There could hardly be a more provocative book title than “The Last American Hero” to examine a figure from 20th-century history. Not only might a reader wonder what the word “hero” denotes here, they may also puzzle why there can be no more heroes to follow.

John Glenn, the third American to fly in space, veteran of two wars, former senator, is certainly a fine, honorable choice for such a biography. Glenn — like Neil Armstrong, Buzz Aldrin and Sally Ride — transcends the genre of space history and is known to the general public, even if only as a vague memory of one who flew into orbit during the dawn of the space race. This is the first major book to tell Glenn’s story since his death in late 2016 at age 95, so the perfect time for analysis and evaluation of his life. Author Alice George also has the chance to analyze more objectively than Glenn’s own comprehensive 1999 memoir.

George’s biography breezes through Glenn’s busy, ever-changing career with promises to examine his life in an inspirational way, seeing him as a memorial to a more honest time before the Watergate era of national cynicism. It’s a well-worn approach historians have used to describe Glenn for almost half a century.

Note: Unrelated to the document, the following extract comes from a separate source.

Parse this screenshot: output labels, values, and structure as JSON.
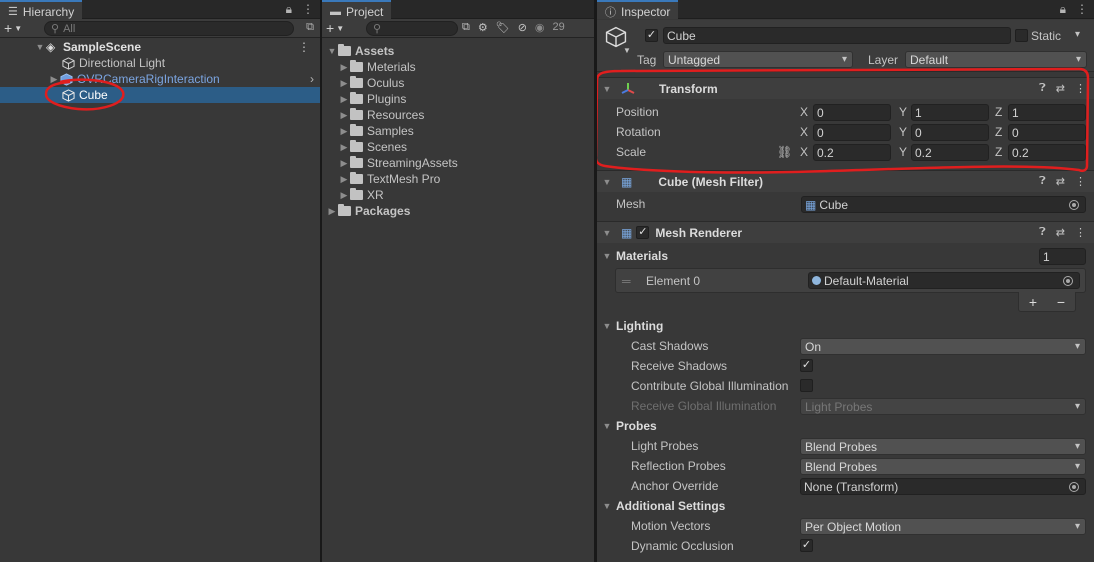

George makes a good case that Glenn was heroic without being perfect. Perfection is not realistic nor human — but Glenn here certainly comes close to being a hero from central casting, with a life in public service, a lifelong marriage to a woman he met as a toddler and a general sense of always trying to do the decent thing. He was confident without being cocky, combative only at moments of righteous indignation, safe and steady as a senatorial policymaker, reliable as a pilot.

One of the original Mercury astronauts, Glenn was chosen by NASA in a team of seven to fly America’s first space missions. Like the others, he was surprised that this group — selected to focus on engineering test flights and medical scrutiny — became instant celebrities, feted as national heroes years before the rockets were ready to fly them. Unlike the other six, however, Glenn sensed both opportunity and responsibility, rising to the challenge of speaking as a national representative during the height of the Cold War. He captured an all-American ideal that the other, worldlier aviators did not care to exude, and George chronicles through numerous press reports how Glenn came to represent NASA and America far more than his peers and bosses ever expected.

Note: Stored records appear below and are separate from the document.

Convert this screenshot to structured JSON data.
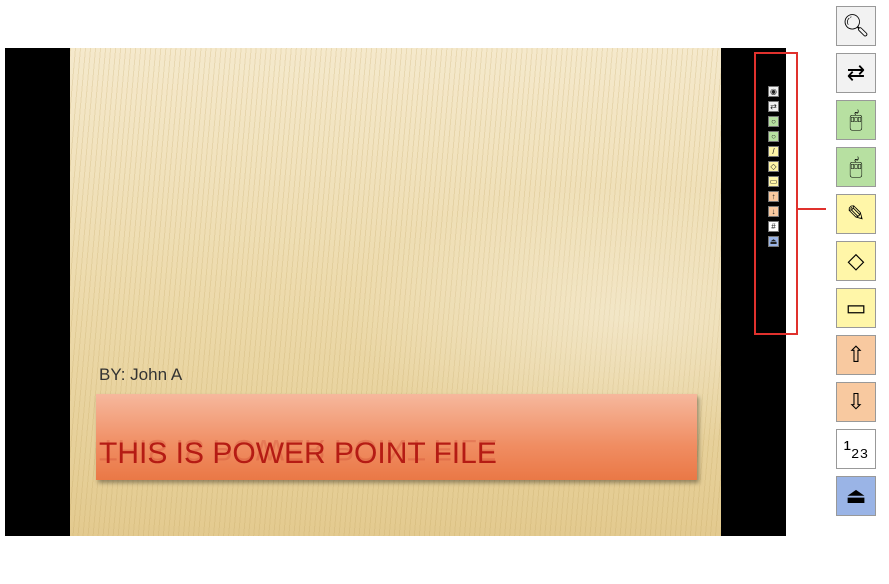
{
  "slide": {
    "byline": "BY: John A",
    "title": "THIS IS POWER POINT FILE"
  },
  "toolbar": {
    "buttons": [
      {
        "name": "zoom-icon",
        "glyph": "🔍︎",
        "color": "#f2f2f2"
      },
      {
        "name": "navigate-arrows-icon",
        "glyph": "⇄",
        "color": "#f2f2f2"
      },
      {
        "name": "mouse-left-icon",
        "glyph": "🖱︎",
        "color": "#b7e0a1"
      },
      {
        "name": "mouse-right-icon",
        "glyph": "🖱︎",
        "color": "#b7e0a1"
      },
      {
        "name": "pen-icon",
        "glyph": "✎",
        "color": "#fff6a8"
      },
      {
        "name": "eraser-icon",
        "glyph": "◇",
        "color": "#fff6a8"
      },
      {
        "name": "clear-ink-icon",
        "glyph": "▭",
        "color": "#fff6a8"
      },
      {
        "name": "previous-page-icon",
        "glyph": "⇧",
        "color": "#f8c9a0"
      },
      {
        "name": "next-page-icon",
        "glyph": "⇩",
        "color": "#f8c9a0"
      },
      {
        "name": "page-number-icon",
        "glyph": "¹₂₃",
        "color": "#ffffff"
      },
      {
        "name": "exit-icon",
        "glyph": "⏏",
        "color": "#9ab4e6"
      }
    ]
  },
  "colors": {
    "highlight": "#e0312d",
    "title_text": "#b51b14"
  }
}
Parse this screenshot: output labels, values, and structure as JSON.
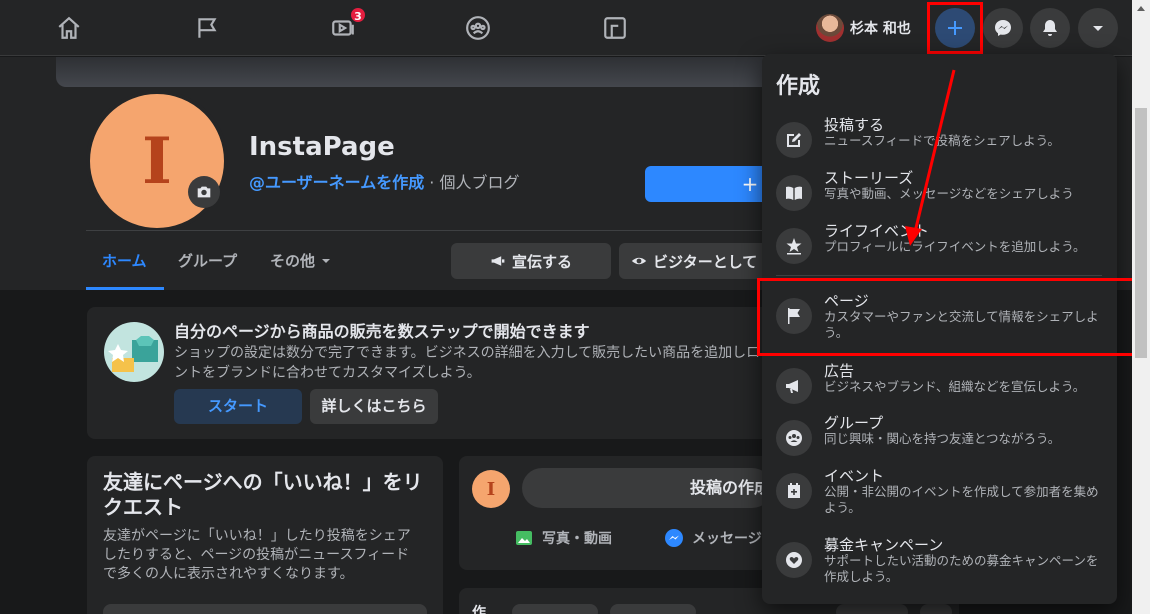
{
  "nav": {
    "watch_badge": "3",
    "profile_name": "杉本 和也"
  },
  "page": {
    "name": "InstaPage",
    "avatar_letter": "I",
    "username_link": "@ユーザーネームを作成",
    "category": " · 個人ブログ",
    "blue_button_label": "+"
  },
  "tabs": {
    "home": "ホーム",
    "groups": "グループ",
    "more": "その他"
  },
  "actions": {
    "promote": "宣伝する",
    "view_as_visitor": "ビジターとして"
  },
  "shop_card": {
    "title": "自分のページから商品の販売を数ステップで開始できます",
    "description": "ショップの設定は数分で完了できます。ビジネスの詳細を入力して販売したい商品を追加しロントをブランドに合わせてカスタマイズしよう。",
    "start_button": "スタート",
    "details_button": "詳しくはこちら"
  },
  "invite_card": {
    "title": "友達にページへの「いいね！」をリクエスト",
    "description": "友達がページに「いいね！」したり投稿をシェアしたりすると、ページの投稿がニュースフィードで多くの人に表示されやすくなります。"
  },
  "composer": {
    "avatar_letter": "I",
    "placeholder": "投稿の作成",
    "photo_video": "写真・動画",
    "message": "メッセージ",
    "bottom_label": "作"
  },
  "create_menu": {
    "title": "作成",
    "items": [
      {
        "icon": "edit-icon",
        "label": "投稿する",
        "description": "ニュースフィードで投稿をシェアしよう。"
      },
      {
        "icon": "book-icon",
        "label": "ストーリーズ",
        "description": "写真や動画、メッセージなどをシェアしよう"
      },
      {
        "icon": "star-icon",
        "label": "ライフイベント",
        "description": "プロフィールにライフイベントを追加しよう。"
      },
      {
        "icon": "flag-icon",
        "label": "ページ",
        "description": "カスタマーやファンと交流して情報をシェアしよう。"
      },
      {
        "icon": "megaphone-icon",
        "label": "広告",
        "description": "ビジネスやブランド、組織などを宣伝しよう。"
      },
      {
        "icon": "group-icon",
        "label": "グループ",
        "description": "同じ興味・関心を持つ友達とつながろう。"
      },
      {
        "icon": "calendar-plus-icon",
        "label": "イベント",
        "description": "公開・非公開のイベントを作成して参加者を集めよう。"
      },
      {
        "icon": "heart-coin-icon",
        "label": "募金キャンペーン",
        "description": "サポートしたい活動のための募金キャンペーンを作成しよう。"
      }
    ]
  },
  "colors": {
    "accent": "#2d88ff",
    "highlight": "#ff0000",
    "background": "#18191a",
    "surface": "#242526"
  }
}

This may go some way to explaining why Glenn’s first spaceflight grabbed national attention in a way the two American missions preceding his did not. Few generally recall the third person to do something, yet Glenn is the only one the public remembers. George whisks through news clippings and later secondhand accounts of what happened to illustrate how, for a brief time, John Glenn became the person a whole nation followed in space.

The book has moments of intriguing insight. It is illuminating to see Glenn in the America of 1968, a very different place from the one that made him famous, campaigning for Bobby Kennedy on a civil rights platform. To understand Glenn’s sorrow when he had to tell Kennedy’s children that their father had been murdered is heartbreaking. Glenn, it seems, had changed along with the 1960s, and we glimpse the molding of the political candidate ahead, one who would run for president in the 1980s.

George’s description of the Sen. Glenn of the next few decades — bland, indecisive and a dull public speaker — seems a long way, however, from the “last hero” she promised. Readers also hoping for the promised insight into Glenn’s personality and a look at who he was behind the public image are unlikely to find it in this book. Times when we obtain a deeper glimpse of Glenn’s character — such as how a deeply religious man felt dropping napalm on people during combat — are referenced from his memoirs. Often-disputed stories, such as President John Kennedy’s alleged grounding of Glenn after one spaceflight, are never fully examined, they are simply repeated. Glenn’s wife, Annie, a fixture of his life so consistent that they almost operated as a single individual, is a ghostlike figure in this book whom we never get to know.

In 1997, Glenn announced that he would retire from the Senate at the end of his term in 1999 and immediately set his sights on persuading NASA to fly him in space again. Glenn’s reasoning — that it would allow the agency to test the effects of space on seniors — is never questioned here, although NASA’s decision was based far more on political support, public excitement and the nature of heroism than on any medical results. And having moved through all of Glenn’s life without ever deviating from his own recounting of it, the busy final 17 years between his memoir and his death are only hastily covered in this book’s epilogue. It’s a missed opportunity to tell us something new.

As an overview of a fascinating career, this book concisely shows how, despite technological leaps such as the space race, human character is what will always fascinate us most. We learn a lot about what Glenn did, but we never learn why he did those things or who he was, which would be key to what the author promised to explore. Glenn was a complex man from a complex age, far deeper and more interesting than this book suggests.

The Last American Hero

The Remarkable Life of John Glenn

By Alice L. George

Chicago Review. 316 pp. $30